THE DATA —

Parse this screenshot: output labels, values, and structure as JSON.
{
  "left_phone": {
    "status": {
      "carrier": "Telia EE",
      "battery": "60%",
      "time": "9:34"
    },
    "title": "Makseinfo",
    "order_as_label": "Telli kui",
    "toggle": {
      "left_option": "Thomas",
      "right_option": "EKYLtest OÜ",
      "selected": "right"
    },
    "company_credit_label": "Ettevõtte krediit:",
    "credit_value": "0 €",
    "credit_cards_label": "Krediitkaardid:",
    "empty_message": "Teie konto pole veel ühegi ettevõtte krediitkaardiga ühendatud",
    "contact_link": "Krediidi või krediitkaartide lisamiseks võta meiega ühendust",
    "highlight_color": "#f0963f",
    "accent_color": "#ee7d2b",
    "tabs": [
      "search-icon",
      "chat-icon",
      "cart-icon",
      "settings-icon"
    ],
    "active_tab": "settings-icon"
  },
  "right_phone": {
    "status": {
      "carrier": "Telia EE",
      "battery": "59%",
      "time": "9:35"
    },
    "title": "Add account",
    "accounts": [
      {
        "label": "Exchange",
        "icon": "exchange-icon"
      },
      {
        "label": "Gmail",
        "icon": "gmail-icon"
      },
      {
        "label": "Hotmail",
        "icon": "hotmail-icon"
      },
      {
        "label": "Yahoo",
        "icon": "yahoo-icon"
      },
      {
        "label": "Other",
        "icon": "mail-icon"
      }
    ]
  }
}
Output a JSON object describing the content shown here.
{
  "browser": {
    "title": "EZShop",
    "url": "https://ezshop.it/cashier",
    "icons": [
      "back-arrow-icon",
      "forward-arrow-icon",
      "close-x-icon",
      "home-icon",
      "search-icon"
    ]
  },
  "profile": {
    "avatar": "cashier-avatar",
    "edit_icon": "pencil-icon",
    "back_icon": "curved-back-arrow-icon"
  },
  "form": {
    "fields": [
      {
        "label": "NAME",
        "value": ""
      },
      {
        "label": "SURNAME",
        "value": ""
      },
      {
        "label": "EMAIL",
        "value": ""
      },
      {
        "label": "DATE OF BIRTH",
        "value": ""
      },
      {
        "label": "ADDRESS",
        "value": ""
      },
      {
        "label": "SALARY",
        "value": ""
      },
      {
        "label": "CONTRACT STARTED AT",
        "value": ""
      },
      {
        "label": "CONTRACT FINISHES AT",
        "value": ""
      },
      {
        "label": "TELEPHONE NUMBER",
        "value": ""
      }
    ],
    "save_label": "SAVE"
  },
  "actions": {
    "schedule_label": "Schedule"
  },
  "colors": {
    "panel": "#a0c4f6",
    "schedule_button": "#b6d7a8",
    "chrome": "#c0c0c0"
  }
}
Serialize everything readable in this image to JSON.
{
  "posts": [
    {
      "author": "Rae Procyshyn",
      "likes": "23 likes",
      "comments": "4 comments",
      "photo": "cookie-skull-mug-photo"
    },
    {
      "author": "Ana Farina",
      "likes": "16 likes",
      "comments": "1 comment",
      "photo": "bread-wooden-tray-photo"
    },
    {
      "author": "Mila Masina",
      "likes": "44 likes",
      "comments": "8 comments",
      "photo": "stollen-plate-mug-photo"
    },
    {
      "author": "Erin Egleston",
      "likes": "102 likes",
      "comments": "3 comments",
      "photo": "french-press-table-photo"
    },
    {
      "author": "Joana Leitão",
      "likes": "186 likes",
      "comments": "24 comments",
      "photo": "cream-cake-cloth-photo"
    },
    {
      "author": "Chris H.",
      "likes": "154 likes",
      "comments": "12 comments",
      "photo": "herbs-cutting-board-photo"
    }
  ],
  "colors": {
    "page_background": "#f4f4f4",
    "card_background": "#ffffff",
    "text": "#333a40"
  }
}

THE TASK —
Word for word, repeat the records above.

EXERCISE ANSWER —
Parse this screenshot: output labels, values, and structure as JSON.
{
  "left_phone": {
    "status": {
      "carrier": "Telia EE",
      "battery": "60%",
      "time": "9:34"
    },
    "title": "Makseinfo",
    "order_as_label": "Telli kui",
    "toggle": {
      "left_option": "Thomas",
      "right_option": "EKYLtest OÜ",
      "selected": "right"
    },
    "company_credit_label": "Ettevõtte krediit:",
    "credit_value": "0 €",
    "credit_cards_label": "Krediitkaardid:",
    "empty_message": "Teie konto pole veel ühegi ettevõtte krediitkaardiga ühendatud",
    "contact_link": "Krediidi või krediitkaartide lisamiseks võta meiega ühendust",
    "highlight_color": "#f0963f",
    "accent_color": "#ee7d2b",
    "tabs": [
      "search-icon",
      "chat-icon",
      "cart-icon",
      "settings-icon"
    ],
    "active_tab": "settings-icon"
  },
  "right_phone": {
    "status": {
      "carrier": "Telia EE",
      "battery": "59%",
      "time": "9:35"
    },
    "title": "Add account",
    "accounts": [
      {
        "label": "Exchange",
        "icon": "exchange-icon"
      },
      {
        "label": "Gmail",
        "icon": "gmail-icon"
      },
      {
        "label": "Hotmail",
        "icon": "hotmail-icon"
      },
      {
        "label": "Yahoo",
        "icon": "yahoo-icon"
      },
      {
        "label": "Other",
        "icon": "mail-icon"
      }
    ]
  }
}
Output a JSON object describing the content shown here.
{
  "browser": {
    "title": "EZShop",
    "url": "https://ezshop.it/cashier",
    "icons": [
      "back-arrow-icon",
      "forward-arrow-icon",
      "close-x-icon",
      "home-icon",
      "search-icon"
    ]
  },
  "profile": {
    "avatar": "cashier-avatar",
    "edit_icon": "pencil-icon",
    "back_icon": "curved-back-arrow-icon"
  },
  "form": {
    "fields": [
      {
        "label": "NAME",
        "value": ""
      },
      {
        "label": "SURNAME",
        "value": ""
      },
      {
        "label": "EMAIL",
        "value": ""
      },
      {
        "label": "DATE OF BIRTH",
        "value": ""
      },
      {
        "label": "ADDRESS",
        "value": ""
      },
      {
        "label": "SALARY",
        "value": ""
      },
      {
        "label": "CONTRACT STARTED AT",
        "value": ""
      },
      {
        "label": "CONTRACT FINISHES AT",
        "value": ""
      },
      {
        "label": "TELEPHONE NUMBER",
        "value": ""
      }
    ],
    "save_label": "SAVE"
  },
  "actions": {
    "schedule_label": "Schedule"
  },
  "colors": {
    "panel": "#a0c4f6",
    "schedule_button": "#b6d7a8",
    "chrome": "#c0c0c0"
  }
}
Serialize everything readable in this image to JSON.
{
  "posts": [
    {
      "author": "Rae Procyshyn",
      "likes": "23 likes",
      "comments": "4 comments",
      "photo": "cookie-skull-mug-photo"
    },
    {
      "author": "Ana Farina",
      "likes": "16 likes",
      "comments": "1 comment",
      "photo": "bread-wooden-tray-photo"
    },
    {
      "author": "Mila Masina",
      "likes": "44 likes",
      "comments": "8 comments",
      "photo": "stollen-plate-mug-photo"
    },
    {
      "author": "Erin Egleston",
      "likes": "102 likes",
      "comments": "3 comments",
      "photo": "french-press-table-photo"
    },
    {
      "author": "Joana Leitão",
      "likes": "186 likes",
      "comments": "24 comments",
      "photo": "cream-cake-cloth-photo"
    },
    {
      "author": "Chris H.",
      "likes": "154 likes",
      "comments": "12 comments",
      "photo": "herbs-cutting-board-photo"
    }
  ],
  "colors": {
    "page_background": "#f4f4f4",
    "card_background": "#ffffff",
    "text": "#333a40"
  }
}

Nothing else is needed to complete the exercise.